“We are grateful for the support of the SPFL and the Scottish FA, who can see the potential benefits for the national game as well for Rangers given the number of young Scottish international players who will be involved in the programme.

“Our observations and research suggests that young Scottish players between the ages of 15 and 17 are every bit as talented as their peers in other European nations and we believe we must expose them to a challenge and fixtures programme which, not only matches, but exceeds, the quality of provision experienced by their peers in these countries.

“This should, as a minimum, keep their development trajectory in line with these top nations and reduce the drop off figure of 37% for our best potential talent making the transition from Scotland 17’s, where we have been successful, to the 21’s, who have not qualified for many years

“The challenge the players will receive on a weekly basis will, we believe, push their development to a level not experienced before by Scottish young players and will hopefully contribute to the creation of a much higher level of player, and indeed a different type of player, than has been produced in recent years.

“This year in the development league we decided to enter a team with an average age just under 18 playing against teams with an average age of just over 20. This created struggle and adversity for our young players in the first half of the season and the group averaged 1.2 pts per game up until February.

As the young players came through the struggle and developed coping mechanisms playing against physically more developed and experienced players, since February, they won 9 and drew 2 of their last 13 games averaging 2.2 pts per game.

“They also reached the Scottish FA Youth Cup Final playing a team with an average age of 17.5 in an under-20 competition.
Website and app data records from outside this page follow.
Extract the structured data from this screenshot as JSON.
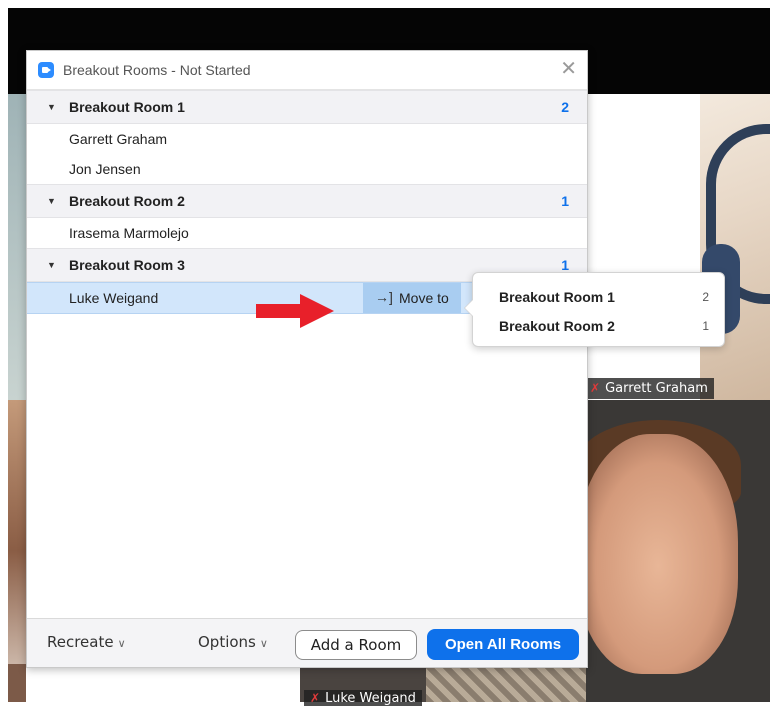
{
  "dialog": {
    "title": "Breakout Rooms - Not Started",
    "close_glyph": "✕"
  },
  "rooms": [
    {
      "name": "Breakout Room 1",
      "count": "2",
      "participants": [
        "Garrett Graham",
        "Jon Jensen"
      ]
    },
    {
      "name": "Breakout Room 2",
      "count": "1",
      "participants": [
        "Irasema Marmolejo"
      ]
    },
    {
      "name": "Breakout Room 3",
      "count": "1",
      "participants": [
        "Luke Weigand"
      ]
    }
  ],
  "move_to": {
    "label": "Move to",
    "icon": "→]"
  },
  "move_menu": [
    {
      "name": "Breakout Room 1",
      "count": "2"
    },
    {
      "name": "Breakout Room 2",
      "count": "1"
    }
  ],
  "footer": {
    "recreate": "Recreate",
    "options": "Options",
    "add_room": "Add a Room",
    "open_all": "Open All Rooms"
  },
  "video_tags": {
    "garrett": "Garrett Graham",
    "luke": "Luke Weigand"
  },
  "colors": {
    "accent": "#0e71eb",
    "selected_row": "#d2e6fb",
    "arrow": "#e8202a"
  }
}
This environment and challenge was created by design.

“The new games programme will create a fantastic challenge for the players on a whole new level and will hopefully result in the same positive outcome where the young Scottish footballer ends up competing favourably with his top European counterparts.

“This programme will also ensure our young Scottish talent is not facing Europe’s top players for the first time when playing for Rangers first team in Europe, or for Scotland at international level.

“Our match programme will be one of the best in Europe and will be attractive and exciting for our best young players. This will act as a stimulus for them to push their own development on a daily basis.

“We will mix these cross border fixtures at U19/20 level with matches in Scotland against League One and League Two teams. Again this exposure to playing against men will be critical in the development of these player.

“We will also try to play the European matches and the games against Scottish first teams at venues and times which will generate a good crowd as the exposure to playing in front of a large Rangers support will also play an important part in accelerating their progress

“This is an exciting initiative for the Rangers Academy and I thank the Rangers Board, the SPFL and the Scottish FA for their support.

“The fact that 2017/18 is the last year of the SPFL Development League makes it the ideal time to undertake such a pilot and the evidence we gather after the pilot year, positive and negative, can be used in consultation with the SPFL and the Scottish FA to shape future games programmes in the country.

“To improve we must change and we believe this is an exceptionally positive and exciting change for Rangers and Scottish football”